Scuola di San Giorgio degli Schiavoni
Giovanni de Zan
1551, Istrian stone and marble
Restored from 2001 to 2004 with funding from the California Chapter of Save Venice Inc. and the Scuola San Giorgio degli Schiavoni
The scuole grandi, or great confraternities, of Venice, such as the Scuola Grande di San Marco and Scuola Grande di San Rocco, were well known not only for their religious, civic, and social achievements, but also for their contributions to Venetian architecture. Many minor confaternities (scuole piccole) also existed in Venice, and while these could be dedicated to religious causes like the scuole grandi, they could also be reserved for member of specific trade and craft guilds, or for the ethnic communities present in Venice, such as the Greeks, Albanians, and Slavs (Dalmati). The Scuola di San Giorgio degli Schiavoni, or Scuola Dalmata, was established in the fifteenth century by the Dalmatian Slavs, or “Schiavoni,” who lived in Venice. In 1551 on the one-hundredth anniversary of their founding, the Scuola Dalmata hired Giovanni de Zan, head architect of the Arsenale, to rebuild the façade of their confraternity in Castello; the design follows the style of Jacopo Sansovino. Two sculpted reliefs framed by Ionic columns are the focal point of the façade’s decoration. The lower relief, carved by Pietro da Salò, depicts Saint George fighting the dragon to liberate the princess. Above this image, another relief depicts the Madonna and Child flanked by Saints Catherine and John the Baptist, who presents a knight of the order of Saint John of Jerusalem to the Virgin.
Project Director: Emanuela Zucchetta, Superintendency of Monuments of Venice
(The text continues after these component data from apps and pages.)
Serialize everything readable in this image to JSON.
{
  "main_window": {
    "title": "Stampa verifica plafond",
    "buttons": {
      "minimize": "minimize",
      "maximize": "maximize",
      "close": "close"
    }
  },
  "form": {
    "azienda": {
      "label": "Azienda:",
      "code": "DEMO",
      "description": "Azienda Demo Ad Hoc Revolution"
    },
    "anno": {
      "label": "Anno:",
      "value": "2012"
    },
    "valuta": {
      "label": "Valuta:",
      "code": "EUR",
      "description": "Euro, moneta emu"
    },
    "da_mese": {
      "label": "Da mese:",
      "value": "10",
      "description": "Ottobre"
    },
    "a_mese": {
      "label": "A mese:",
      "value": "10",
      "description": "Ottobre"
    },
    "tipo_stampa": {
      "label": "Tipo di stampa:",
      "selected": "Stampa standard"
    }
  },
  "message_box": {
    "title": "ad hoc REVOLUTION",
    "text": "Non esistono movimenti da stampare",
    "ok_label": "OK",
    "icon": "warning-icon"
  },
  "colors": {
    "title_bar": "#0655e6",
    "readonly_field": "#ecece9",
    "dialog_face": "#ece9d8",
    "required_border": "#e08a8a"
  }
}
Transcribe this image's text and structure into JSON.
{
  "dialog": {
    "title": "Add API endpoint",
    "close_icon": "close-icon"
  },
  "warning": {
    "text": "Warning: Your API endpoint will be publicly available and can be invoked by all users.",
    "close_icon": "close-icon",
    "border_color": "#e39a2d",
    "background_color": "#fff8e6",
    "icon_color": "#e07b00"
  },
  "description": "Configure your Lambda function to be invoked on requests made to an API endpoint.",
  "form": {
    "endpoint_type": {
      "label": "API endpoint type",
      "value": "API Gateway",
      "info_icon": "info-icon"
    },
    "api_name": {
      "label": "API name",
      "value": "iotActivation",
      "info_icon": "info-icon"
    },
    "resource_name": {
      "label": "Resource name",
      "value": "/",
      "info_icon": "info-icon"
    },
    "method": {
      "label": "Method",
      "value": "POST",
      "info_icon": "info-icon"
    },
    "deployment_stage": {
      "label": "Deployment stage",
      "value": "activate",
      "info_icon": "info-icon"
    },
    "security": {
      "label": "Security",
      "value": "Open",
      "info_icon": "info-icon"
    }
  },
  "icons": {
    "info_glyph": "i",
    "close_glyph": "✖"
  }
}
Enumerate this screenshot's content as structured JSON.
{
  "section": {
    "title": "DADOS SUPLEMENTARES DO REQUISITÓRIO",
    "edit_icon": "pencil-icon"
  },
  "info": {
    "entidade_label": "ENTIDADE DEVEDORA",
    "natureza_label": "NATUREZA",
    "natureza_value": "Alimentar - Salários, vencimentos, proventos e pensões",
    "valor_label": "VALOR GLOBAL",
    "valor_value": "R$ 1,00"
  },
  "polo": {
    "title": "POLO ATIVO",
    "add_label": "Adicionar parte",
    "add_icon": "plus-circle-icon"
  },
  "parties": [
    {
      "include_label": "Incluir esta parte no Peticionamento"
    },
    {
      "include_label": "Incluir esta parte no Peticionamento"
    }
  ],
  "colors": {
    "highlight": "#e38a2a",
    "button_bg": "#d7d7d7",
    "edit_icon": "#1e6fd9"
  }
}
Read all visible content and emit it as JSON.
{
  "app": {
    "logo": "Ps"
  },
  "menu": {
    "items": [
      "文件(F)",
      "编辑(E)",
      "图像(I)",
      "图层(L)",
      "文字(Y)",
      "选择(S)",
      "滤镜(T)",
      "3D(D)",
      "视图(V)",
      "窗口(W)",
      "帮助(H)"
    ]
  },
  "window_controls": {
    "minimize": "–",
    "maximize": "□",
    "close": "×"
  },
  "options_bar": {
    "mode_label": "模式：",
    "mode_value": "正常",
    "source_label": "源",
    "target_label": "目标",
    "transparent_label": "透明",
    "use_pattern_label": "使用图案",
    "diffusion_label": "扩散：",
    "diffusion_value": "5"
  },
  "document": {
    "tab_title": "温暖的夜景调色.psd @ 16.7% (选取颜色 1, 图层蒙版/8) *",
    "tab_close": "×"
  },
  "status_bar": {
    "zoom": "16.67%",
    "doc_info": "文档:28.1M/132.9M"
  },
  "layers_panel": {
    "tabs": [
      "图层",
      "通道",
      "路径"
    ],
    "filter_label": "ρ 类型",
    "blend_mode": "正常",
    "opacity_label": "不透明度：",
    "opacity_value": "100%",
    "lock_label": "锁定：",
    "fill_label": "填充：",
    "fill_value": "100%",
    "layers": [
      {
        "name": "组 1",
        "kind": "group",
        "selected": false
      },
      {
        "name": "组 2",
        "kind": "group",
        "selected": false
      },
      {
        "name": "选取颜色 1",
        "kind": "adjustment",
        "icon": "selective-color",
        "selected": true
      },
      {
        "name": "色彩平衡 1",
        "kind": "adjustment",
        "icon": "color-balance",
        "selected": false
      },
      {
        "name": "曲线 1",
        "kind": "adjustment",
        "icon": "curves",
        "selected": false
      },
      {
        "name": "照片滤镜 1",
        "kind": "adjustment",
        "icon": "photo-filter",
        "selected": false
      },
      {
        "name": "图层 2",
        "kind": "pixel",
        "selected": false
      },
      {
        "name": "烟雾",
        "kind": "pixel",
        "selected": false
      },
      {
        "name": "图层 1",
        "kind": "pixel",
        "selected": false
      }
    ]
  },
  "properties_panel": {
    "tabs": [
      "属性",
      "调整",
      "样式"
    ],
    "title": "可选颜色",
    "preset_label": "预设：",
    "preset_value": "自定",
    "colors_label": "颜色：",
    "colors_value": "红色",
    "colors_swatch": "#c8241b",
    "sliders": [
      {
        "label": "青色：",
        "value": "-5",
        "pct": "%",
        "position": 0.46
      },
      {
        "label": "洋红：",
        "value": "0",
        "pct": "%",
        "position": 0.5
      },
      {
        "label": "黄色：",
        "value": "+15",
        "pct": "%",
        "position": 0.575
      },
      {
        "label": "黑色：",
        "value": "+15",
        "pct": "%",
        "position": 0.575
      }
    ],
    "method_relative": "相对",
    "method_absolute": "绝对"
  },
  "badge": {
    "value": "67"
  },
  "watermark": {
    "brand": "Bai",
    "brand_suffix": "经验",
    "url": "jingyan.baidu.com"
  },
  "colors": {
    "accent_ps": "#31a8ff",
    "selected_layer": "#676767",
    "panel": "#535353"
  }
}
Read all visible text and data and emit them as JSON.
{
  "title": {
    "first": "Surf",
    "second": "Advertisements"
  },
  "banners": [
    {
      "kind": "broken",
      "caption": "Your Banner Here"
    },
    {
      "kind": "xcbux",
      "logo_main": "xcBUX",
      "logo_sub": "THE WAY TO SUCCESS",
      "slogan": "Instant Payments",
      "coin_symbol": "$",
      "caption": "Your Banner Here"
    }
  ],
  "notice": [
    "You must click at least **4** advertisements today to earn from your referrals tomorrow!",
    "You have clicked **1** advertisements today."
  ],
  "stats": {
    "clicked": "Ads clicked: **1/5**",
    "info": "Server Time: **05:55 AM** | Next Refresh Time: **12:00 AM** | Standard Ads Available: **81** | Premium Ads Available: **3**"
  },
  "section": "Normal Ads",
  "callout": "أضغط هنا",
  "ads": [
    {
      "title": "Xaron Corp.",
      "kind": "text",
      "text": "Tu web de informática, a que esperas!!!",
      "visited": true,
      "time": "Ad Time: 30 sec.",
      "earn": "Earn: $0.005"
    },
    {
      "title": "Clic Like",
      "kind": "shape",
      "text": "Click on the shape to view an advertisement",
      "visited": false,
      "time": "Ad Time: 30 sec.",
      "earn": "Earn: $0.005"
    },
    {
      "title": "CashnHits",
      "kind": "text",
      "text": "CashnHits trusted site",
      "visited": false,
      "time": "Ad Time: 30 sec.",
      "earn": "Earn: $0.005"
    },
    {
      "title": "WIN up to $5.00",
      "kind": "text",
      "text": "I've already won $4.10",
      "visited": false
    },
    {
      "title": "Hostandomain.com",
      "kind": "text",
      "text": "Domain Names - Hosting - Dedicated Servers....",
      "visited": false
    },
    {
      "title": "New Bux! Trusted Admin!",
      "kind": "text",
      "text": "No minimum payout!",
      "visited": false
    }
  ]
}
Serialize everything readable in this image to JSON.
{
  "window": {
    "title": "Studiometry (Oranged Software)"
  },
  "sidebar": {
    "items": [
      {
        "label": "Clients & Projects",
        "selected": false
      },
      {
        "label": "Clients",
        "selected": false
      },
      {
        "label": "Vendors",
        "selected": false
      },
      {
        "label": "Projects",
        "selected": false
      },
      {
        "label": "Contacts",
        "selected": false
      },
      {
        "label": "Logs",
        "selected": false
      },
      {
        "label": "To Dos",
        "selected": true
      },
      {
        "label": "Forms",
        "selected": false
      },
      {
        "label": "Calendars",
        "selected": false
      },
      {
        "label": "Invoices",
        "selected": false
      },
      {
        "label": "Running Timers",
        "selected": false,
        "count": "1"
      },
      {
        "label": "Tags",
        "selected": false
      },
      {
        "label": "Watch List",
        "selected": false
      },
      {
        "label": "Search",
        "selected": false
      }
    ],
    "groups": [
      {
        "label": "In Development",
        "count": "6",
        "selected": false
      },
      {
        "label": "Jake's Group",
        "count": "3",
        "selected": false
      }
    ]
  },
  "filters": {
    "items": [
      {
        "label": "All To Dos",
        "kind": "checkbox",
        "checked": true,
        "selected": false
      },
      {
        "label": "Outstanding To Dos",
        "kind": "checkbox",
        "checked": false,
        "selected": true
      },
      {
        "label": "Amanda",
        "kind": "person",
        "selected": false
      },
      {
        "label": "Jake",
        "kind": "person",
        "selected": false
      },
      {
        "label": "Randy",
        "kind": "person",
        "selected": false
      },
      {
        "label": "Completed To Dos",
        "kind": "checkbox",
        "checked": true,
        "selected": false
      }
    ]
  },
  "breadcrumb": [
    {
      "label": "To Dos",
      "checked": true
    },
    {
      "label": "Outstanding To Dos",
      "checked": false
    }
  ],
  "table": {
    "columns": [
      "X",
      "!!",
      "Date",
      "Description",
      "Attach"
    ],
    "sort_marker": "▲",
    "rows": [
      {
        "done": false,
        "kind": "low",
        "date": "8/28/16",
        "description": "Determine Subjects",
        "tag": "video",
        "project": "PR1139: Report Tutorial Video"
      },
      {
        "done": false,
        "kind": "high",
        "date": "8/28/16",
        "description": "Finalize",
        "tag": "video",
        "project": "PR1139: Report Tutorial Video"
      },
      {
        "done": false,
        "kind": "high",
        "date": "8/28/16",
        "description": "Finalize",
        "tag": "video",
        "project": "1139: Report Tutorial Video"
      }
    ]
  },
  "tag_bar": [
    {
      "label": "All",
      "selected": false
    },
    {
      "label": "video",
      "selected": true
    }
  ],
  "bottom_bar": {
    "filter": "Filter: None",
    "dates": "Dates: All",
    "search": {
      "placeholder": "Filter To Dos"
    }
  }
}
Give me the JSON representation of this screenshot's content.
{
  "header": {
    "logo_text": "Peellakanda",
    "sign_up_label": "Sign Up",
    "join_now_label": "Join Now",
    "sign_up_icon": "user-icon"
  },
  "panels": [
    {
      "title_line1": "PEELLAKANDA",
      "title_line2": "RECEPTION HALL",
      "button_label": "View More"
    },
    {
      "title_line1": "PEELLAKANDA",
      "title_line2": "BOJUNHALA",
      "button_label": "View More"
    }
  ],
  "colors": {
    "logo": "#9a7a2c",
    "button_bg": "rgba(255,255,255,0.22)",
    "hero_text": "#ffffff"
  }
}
Restorer: Ottorino Nonfarmale
UNESCO Program-Association of International Private Committees for the Safeguarding of Venice